The films at the Iris Festival this week, some of which were set in the past or in vastly different cultures across the globe, all hit me as a reminder – that to be gay was illegal in this country so recently and still is in several places across the world. That to be openly LGBTQI+ will give you a community, a proud and vocal one – and I urge you to go to an LGBTQI+ screening some time and hear just how vocal! It’s truly a delight to hear the responses and encouragements. But that in our other communities and families we are often prevented from being ourselves. Churches talk about love, but preach hate. Families fail to understand and blame cultural differences or the generation gap or a rural mindsets! Although this is not about my mother, who has always accepted me, and I know I am so lucky. I know in my case, this was something I did to myself. Yes, it was because of media and society and all that shit, but it was all in my head. I told myself my sexuality was irrelevant as long as I dated men – but finally, this week, a podcast made me realise a few things about that. I’m happier when I’m honest, with everyone else and with myself.

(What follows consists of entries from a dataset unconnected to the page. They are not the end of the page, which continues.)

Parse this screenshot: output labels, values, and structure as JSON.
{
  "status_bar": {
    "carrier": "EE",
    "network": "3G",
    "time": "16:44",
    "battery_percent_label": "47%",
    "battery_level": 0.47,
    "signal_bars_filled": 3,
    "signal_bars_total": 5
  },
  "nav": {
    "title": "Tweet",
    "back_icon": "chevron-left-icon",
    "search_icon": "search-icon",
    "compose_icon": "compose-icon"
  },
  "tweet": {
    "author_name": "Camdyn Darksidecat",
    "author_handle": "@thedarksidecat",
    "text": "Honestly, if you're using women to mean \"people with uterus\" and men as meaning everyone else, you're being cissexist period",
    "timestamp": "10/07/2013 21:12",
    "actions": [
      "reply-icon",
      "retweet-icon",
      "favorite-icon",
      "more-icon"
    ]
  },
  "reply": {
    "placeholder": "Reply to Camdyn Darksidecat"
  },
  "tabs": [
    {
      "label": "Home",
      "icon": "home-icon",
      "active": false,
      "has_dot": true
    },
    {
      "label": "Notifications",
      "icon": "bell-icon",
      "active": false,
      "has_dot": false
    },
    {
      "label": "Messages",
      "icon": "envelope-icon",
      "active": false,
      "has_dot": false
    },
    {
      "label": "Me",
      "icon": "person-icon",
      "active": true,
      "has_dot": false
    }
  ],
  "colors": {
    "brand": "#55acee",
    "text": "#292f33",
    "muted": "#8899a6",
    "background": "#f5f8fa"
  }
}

Hardly any of the films at Iris tackled coming out stories, but many of them contained violence and castigation, people shunned from their families, their religion of all things, their locale. In some cases the worst a characters faced was heartbreak – but it all seems so unnecessary, so avoidable. Why should our hearts be broken?
Many of the films tackled masculinity and the aggressive shame surrounding homosexuality, which is so ridiculous. Why wouldn’t you prefer someone of the same sex – you have so much in common! [NB Come on, lesbian filmmakers, more please!]

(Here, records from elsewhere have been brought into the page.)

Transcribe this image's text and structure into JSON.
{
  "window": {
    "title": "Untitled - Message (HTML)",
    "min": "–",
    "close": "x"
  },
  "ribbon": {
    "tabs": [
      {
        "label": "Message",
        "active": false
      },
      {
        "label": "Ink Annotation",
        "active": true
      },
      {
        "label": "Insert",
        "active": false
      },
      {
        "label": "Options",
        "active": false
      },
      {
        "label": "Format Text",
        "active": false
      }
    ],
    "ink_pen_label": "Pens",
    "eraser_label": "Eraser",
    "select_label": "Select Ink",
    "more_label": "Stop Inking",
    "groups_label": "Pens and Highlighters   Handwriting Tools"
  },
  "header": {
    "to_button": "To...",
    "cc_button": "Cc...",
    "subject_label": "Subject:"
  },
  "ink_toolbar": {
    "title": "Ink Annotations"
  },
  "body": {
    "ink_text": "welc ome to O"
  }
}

Whether it was Xhosa men in South Africa or the tensions for women in modern Palestine – or even sheep shearers in my home county of rural Herefordshire – it’s distressing and disturbing to see people being torn apart because of something so real, so human, so natural. It makes no sense to me that this is how anyone feels about love.
One of the few good things I took away from my time at the Convent was, ironically, a bible passage. It’s the best one. It describes love and although I don’t love any god, I love love and I’m so desperate to love humanity. Please listen to the podcast, watch some of the Iris films, think about the real humans who are still suffering because of love and think about how little sense that makes.
Only the worst things happen when we’re not allowed to love each other. Only the best things happen when we are.